— Masih Alinejad 🏳️ (@AlinejadMasih) July 22, 2023
From Malcolm, a real heartwarmer (sound up):
Love is the answer.. ❤️
Thank you.. 🙏
🎥 IG: littlestepsmatter pic.twitter.com/nwPFXWsdem
— Buitengebieden (@buitengebieden) July 22, 2023
From Barry (sound up):
Wrong neighborhood.. 😅 pic.twitter.com/qI3XuaoI6K
— Buitengebieden (@buitengebieden) July 22, 2023
I found this one. Separation of church and state throughout the world:
Separation of church and state? Not everywhere. Some grey countries of course have a strong cultural preference for specific religions but church and state are still (officially) strictly separated. pic.twitter.com/VAvR1J55N1
— Simon Kuestenmacher (@simongerman600) November 30, 2022
From the Auschwitz Memorial, a 12-year-old girl gassed upon arrival:
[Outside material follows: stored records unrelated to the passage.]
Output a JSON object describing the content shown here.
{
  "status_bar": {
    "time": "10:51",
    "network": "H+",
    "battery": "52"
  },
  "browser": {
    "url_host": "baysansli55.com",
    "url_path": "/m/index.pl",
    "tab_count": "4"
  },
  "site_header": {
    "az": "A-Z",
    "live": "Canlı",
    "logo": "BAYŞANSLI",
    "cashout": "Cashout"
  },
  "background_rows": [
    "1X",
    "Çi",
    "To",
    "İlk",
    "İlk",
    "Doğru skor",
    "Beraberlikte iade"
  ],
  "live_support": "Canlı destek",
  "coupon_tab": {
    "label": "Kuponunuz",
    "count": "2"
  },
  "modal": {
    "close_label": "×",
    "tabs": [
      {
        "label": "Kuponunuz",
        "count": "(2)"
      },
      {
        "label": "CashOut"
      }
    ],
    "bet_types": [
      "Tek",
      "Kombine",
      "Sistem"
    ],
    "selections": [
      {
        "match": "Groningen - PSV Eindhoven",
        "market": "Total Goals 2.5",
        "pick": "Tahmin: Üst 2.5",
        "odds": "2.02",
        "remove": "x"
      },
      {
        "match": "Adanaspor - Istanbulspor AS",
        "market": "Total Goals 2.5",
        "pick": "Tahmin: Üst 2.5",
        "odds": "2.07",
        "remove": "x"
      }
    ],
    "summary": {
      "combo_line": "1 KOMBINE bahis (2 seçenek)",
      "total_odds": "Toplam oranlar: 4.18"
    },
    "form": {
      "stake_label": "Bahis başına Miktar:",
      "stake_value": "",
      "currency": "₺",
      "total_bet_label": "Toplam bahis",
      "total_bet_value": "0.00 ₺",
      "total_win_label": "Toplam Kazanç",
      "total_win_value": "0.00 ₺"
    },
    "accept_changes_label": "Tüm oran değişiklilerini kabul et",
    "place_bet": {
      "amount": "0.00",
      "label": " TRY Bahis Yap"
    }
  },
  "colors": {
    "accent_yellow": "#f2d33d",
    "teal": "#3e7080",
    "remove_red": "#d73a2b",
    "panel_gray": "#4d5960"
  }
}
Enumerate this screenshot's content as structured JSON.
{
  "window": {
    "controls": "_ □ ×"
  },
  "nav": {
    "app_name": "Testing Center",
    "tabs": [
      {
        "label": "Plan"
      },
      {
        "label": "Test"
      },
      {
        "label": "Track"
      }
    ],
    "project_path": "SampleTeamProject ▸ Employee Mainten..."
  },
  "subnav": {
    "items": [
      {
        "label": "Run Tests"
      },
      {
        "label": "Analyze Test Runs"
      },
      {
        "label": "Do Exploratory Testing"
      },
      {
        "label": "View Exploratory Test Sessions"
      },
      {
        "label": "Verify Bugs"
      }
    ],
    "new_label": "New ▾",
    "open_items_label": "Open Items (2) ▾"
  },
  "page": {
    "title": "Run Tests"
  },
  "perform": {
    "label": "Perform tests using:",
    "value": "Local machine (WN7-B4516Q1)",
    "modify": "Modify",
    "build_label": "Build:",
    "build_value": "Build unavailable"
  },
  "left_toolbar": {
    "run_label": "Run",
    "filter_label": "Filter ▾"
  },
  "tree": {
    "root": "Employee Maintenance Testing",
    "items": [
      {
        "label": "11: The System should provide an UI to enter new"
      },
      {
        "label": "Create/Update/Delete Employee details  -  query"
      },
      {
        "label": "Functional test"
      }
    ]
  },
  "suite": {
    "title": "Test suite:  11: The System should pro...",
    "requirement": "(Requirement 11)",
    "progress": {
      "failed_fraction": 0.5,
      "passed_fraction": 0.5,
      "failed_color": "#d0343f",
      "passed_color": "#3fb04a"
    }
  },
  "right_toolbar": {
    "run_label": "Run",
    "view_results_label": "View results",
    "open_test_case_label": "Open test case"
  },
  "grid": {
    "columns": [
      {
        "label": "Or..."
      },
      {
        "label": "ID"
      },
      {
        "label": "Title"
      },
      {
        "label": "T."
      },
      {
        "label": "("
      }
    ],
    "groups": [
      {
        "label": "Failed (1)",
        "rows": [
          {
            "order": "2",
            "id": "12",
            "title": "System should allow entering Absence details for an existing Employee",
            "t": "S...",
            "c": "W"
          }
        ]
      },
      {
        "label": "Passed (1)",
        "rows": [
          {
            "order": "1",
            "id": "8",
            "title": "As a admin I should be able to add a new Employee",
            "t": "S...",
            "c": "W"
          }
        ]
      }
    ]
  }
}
24 July 1930 | A French Jewish girl, Helene Lender, was born in Pontoise.
— Auschwitz Memorial (@AuschwitzMuseum) July 24, 2023
Tweets from Matthew. Look at this nice man!
Thank you.. 🙏 pic.twitter.com/ewcV8SIQ7I
— Buitengebieden (@buitengebieden) July 23, 2023
Here’s a fly that’s eager to mate!
That’s a very intense male! https://t.co/CGocaNsdyW
— Matthew Cobb (@matthewcobb) July 23, 2023
I could use these for my itchy back:
"Wait, what did you think they were for?" pic.twitter.com/E9lw3kn5b0
— Paul Bronks (@SlenderSherbet) July 23, 2023